France: French breaststroke Olympic medallist Hugues Duboscq has finally parted company with mentor and coach of 15 years, Christos Paparradopoulos. Duboscq is a reserve for the 4x100m medley for France at London 2012, his presence in heats or finals dependent on whether he is considered by French team leaders to be the best Frenchman for the job on the day. Yves Guerniou and Benedict Masclaux are now guiding the swimmer. Duboscq had been working with all three coaches since the start of the year but after disappointing results at the French Olympic trials in Dunkirk last month (3rd in the 100m and champion over 200m but far outside the London 2012 cut for a solo swim) he decided that the partnership arrangement had not worked. The reason to cut out his long-time mentor wads clear, Duboscq telling L'Equipe: "I hardly saw Christos in Dunkirk … after the races, he disappeared. Just like last year in Shanghai [world titles], where after the 100 breaststroke, I didn't hear from him for three days. For years, after each of my performances, I was left to myself. The role of a coach is to be there no matter what. He must be present at the pool and afterwards. The swimmer who fails always turns to self-reflection - but he also needs to talk." Duboscq, of Le Havre, will race at the European Championships in Debrecen next month.
USA: Caitlin Leverenz, who helped University of California, Berkeley to the (NCAA) 2012 national collegiate championship, noted the Olympic prize in her sights as she accepted the Honda Sports Award for swimming and diving. Her selection by the Collegiate Women Sports Award Program recognised Leverenz for having "rallied from a disappointing collegiate debut" to play a leading role in the Cal success story at the squad guided by coach Teri McKeever. "I'm so honoured to have been selected from among such amazing swimmers," said Leverenz through award organisers. "What happened at the NCAAs this year is a testament to how hard I've worked and to the staff. There are a lot of good swimmers coming out of high schools, but coach Teri McKeever has what can make them great. From the time I started at Cal I told her I wanted to make the Olympic team, and she has held me to those standards." US trials start June 25 in Omaha.
Australia: Victoria's Nicholas Groenewald broke Ian Thorpe's boy’s 14yrs 200m medley record on the opening night of the 2012 Australian Age Swimming Championships in Brisbane in 2:06.01. The time shaved 0.25sec off Thorpe's 1997 standard. "I saw my time was 1:35.9 at the 150m mark and I knew that I would have to go faster than I normally do to get the record, so I was really happy," said Groenewald, coached by Dean Bryant at Rohan Taylor's Nunawading squad. "I know a lot of people around the world including myself think that he (Thorpe) is one of the biggest swimming inspirations ever and to break one of his records is a huge achievement for me, and really motivating to keep going and keep striving for better and better things.

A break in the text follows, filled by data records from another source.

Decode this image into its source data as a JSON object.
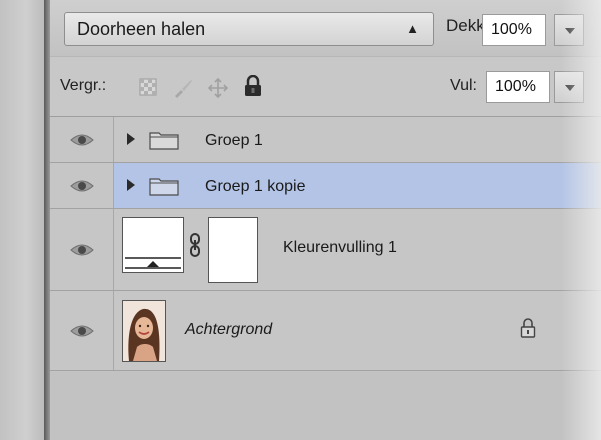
{
  "blend": {
    "mode": "Doorheen halen"
  },
  "opacity": {
    "label": "Dekking:",
    "value": "100%"
  },
  "lock": {
    "label": "Vergr.:"
  },
  "fill": {
    "label": "Vul:",
    "value": "100%"
  },
  "layers": [
    {
      "name": "Groep 1",
      "kind": "group",
      "visible": true,
      "selected": false
    },
    {
      "name": "Groep 1 kopie",
      "kind": "group",
      "visible": true,
      "selected": true
    },
    {
      "name": "Kleurenvulling 1",
      "kind": "fill-adjustment",
      "visible": true,
      "selected": false
    },
    {
      "name": "Achtergrond",
      "kind": "background",
      "visible": true,
      "selected": false,
      "locked": true
    }
  ],
  "colors": {
    "panel": "#c4c4c4",
    "selected_row": "#b3c4e6",
    "divider": "#5a5a5a"
  }
}
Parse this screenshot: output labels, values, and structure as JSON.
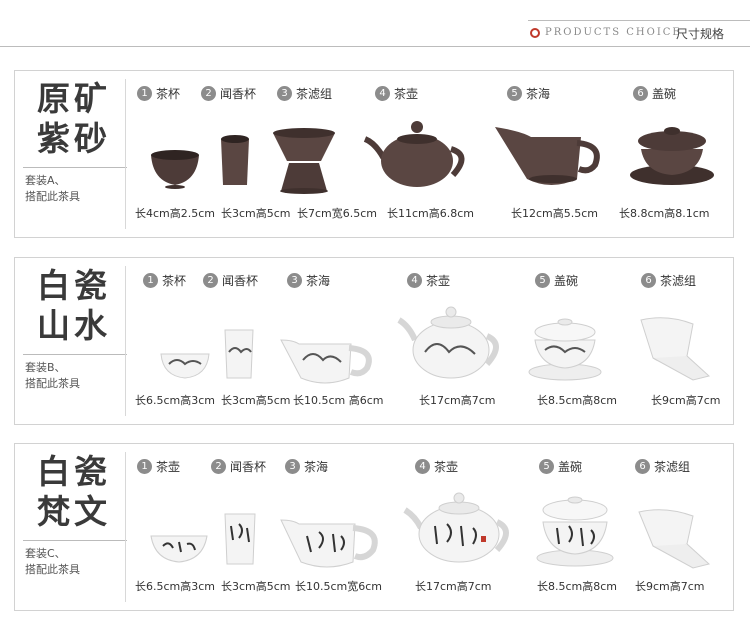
{
  "header": {
    "en": "PRODUCTS CHOICE",
    "cn": "尺寸规格"
  },
  "sets": [
    {
      "title_line1": "原矿",
      "title_line2": "紫砂",
      "sub_line1": "套装A、",
      "sub_line2": "搭配此茶具",
      "items": [
        {
          "num": "1",
          "name": "茶杯"
        },
        {
          "num": "2",
          "name": "闻香杯"
        },
        {
          "num": "3",
          "name": "茶滤组"
        },
        {
          "num": "4",
          "name": "茶壶"
        },
        {
          "num": "5",
          "name": "茶海"
        },
        {
          "num": "6",
          "name": "盖碗"
        }
      ],
      "dims": [
        "长4cm高2.5cm",
        "长3cm高5cm",
        "长7cm宽6.5cm",
        "长11cm高6.8cm",
        "长12cm高5.5cm",
        "长8.8cm高8.1cm"
      ],
      "colors": {
        "clay": "#5a4642",
        "clay_dark": "#3f302d"
      }
    },
    {
      "title_line1": "白瓷",
      "title_line2": "山水",
      "sub_line1": "套装B、",
      "sub_line2": "搭配此茶具",
      "items": [
        {
          "num": "1",
          "name": "茶杯"
        },
        {
          "num": "2",
          "name": "闻香杯"
        },
        {
          "num": "3",
          "name": "茶海"
        },
        {
          "num": "4",
          "name": "茶壶"
        },
        {
          "num": "5",
          "name": "盖碗"
        },
        {
          "num": "6",
          "name": "茶滤组"
        }
      ],
      "dims": [
        "长6.5cm高3cm",
        "长3cm高5cm",
        "长10.5cm 高6cm",
        "长17cm高7cm",
        "长8.5cm高8cm",
        "长9cm高7cm"
      ]
    },
    {
      "title_line1": "白瓷",
      "title_line2": "梵文",
      "sub_line1": "套装C、",
      "sub_line2": "搭配此茶具",
      "items": [
        {
          "num": "1",
          "name": "茶壶"
        },
        {
          "num": "2",
          "name": "闻香杯"
        },
        {
          "num": "3",
          "name": "茶海"
        },
        {
          "num": "4",
          "name": "茶壶"
        },
        {
          "num": "5",
          "name": "盖碗"
        },
        {
          "num": "6",
          "name": "茶滤组"
        }
      ],
      "dims": [
        "长6.5cm高3cm",
        "长3cm高5cm",
        "长10.5cm宽6cm",
        "长17cm高7cm",
        "长8.5cm高8cm",
        "长9cm高7cm"
      ]
    }
  ]
}
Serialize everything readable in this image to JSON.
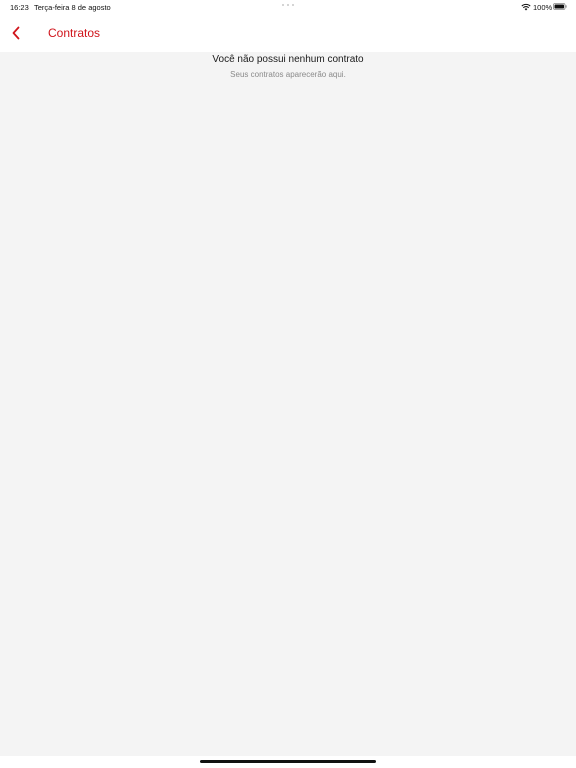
{
  "status_bar": {
    "time": "16:23",
    "date": "Terça-feira 8 de agosto",
    "battery_percent": "100%",
    "icons": [
      "wifi-icon",
      "battery-icon"
    ]
  },
  "nav": {
    "title": "Contratos",
    "back_icon": "chevron-left-icon",
    "accent_color": "#d0141b"
  },
  "empty_state": {
    "title": "Você não possui nenhum contrato",
    "subtitle": "Seus contratos aparecerão aqui."
  },
  "colors": {
    "content_background": "#f4f4f4",
    "nav_background": "#ffffff"
  }
}
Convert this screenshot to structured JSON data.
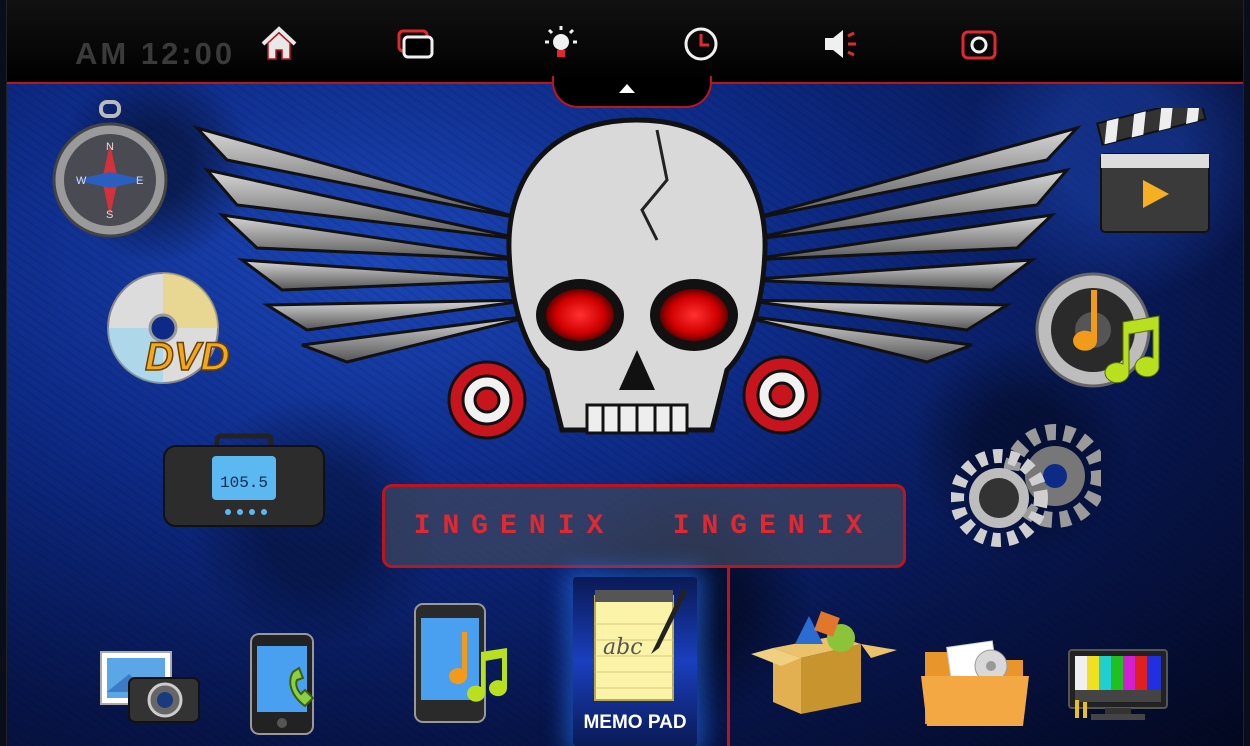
{
  "status_bar": {
    "clock_text": "AM 12:00",
    "icons": [
      {
        "name": "home-icon"
      },
      {
        "name": "windows-icon"
      },
      {
        "name": "brightness-icon"
      },
      {
        "name": "clock-icon"
      },
      {
        "name": "volume-icon"
      },
      {
        "name": "camera-icon"
      }
    ]
  },
  "banner": {
    "left_text": "INGENIX",
    "right_text": "INGENIX"
  },
  "apps": {
    "left_column": [
      {
        "name": "compass-app"
      },
      {
        "name": "dvd-app",
        "label": "DVD"
      },
      {
        "name": "radio-app",
        "display": "105.5"
      }
    ],
    "right_column": [
      {
        "name": "video-app"
      },
      {
        "name": "music-app"
      },
      {
        "name": "settings-app"
      }
    ],
    "dock": [
      {
        "name": "gallery-app"
      },
      {
        "name": "phone-app"
      },
      {
        "name": "phone-music-app"
      },
      {
        "name": "memo-pad-app",
        "label": "MEMO PAD",
        "selected": true
      },
      {
        "name": "app-store-app"
      },
      {
        "name": "file-manager-app"
      },
      {
        "name": "tv-app"
      }
    ]
  },
  "colors": {
    "accent_red": "#c0141c",
    "background_blue": "#0d2a86",
    "selection_glow": "#2878ff"
  }
}
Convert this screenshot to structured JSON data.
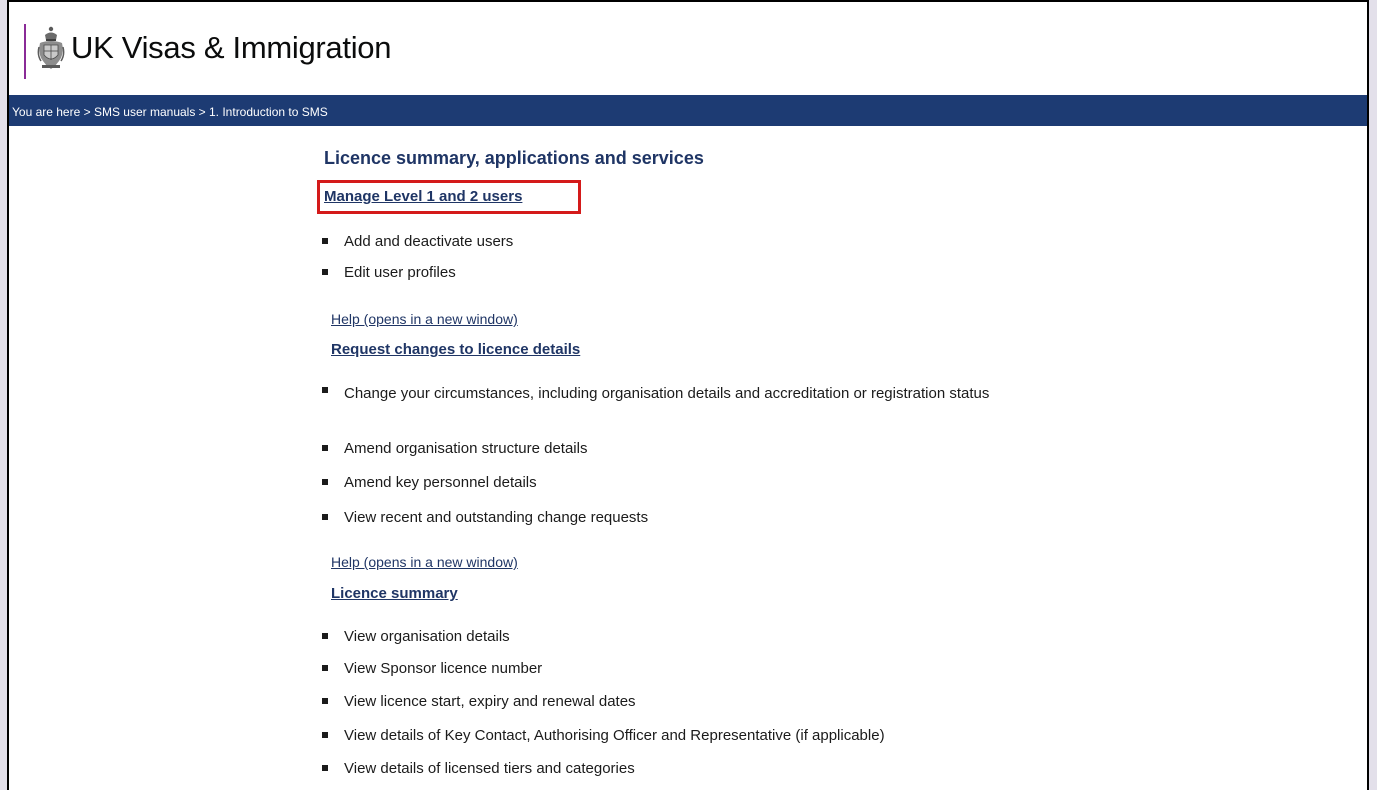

I remember watching him swim in 2004 on TV (at the Athens Olympics) thinking that I want to meet him one day and I finally did get to talk to him at Trials this year and that was a huge thing for me." Groenewald also won the 200m backstroke in 2:05.36. In other action, Gold Coast teenager Cameron McEvoy, at 17 already on the London 2012 team for Australia, set an age record of 22.36 in the 50m freestyle; in the boy’s 12/13yrs 200m freestyle South Australian Kyle Chalmers knocked 2secs off his personal best to steal the age record and claim the title in a time of 1:57.48, and on day 2 of the meet took almost 1sec off the 100m butterfly mark, which] had stood to Olympian Jayden Hadler, with a 55.93 victory; and West Australian Damian Fyfe clocked an age record of 55.19 in the boys 14yrs 100m butterfly final. In today's finals, Victoria's Mack Horton picked up a third gold medal in as many days, with a 3:56.49 victory as the only 15-year-old under 4mins in the 400m freestyle. Horton, having already won the 100m and 1500m free, was one of four swimmers to collect their third title in three days.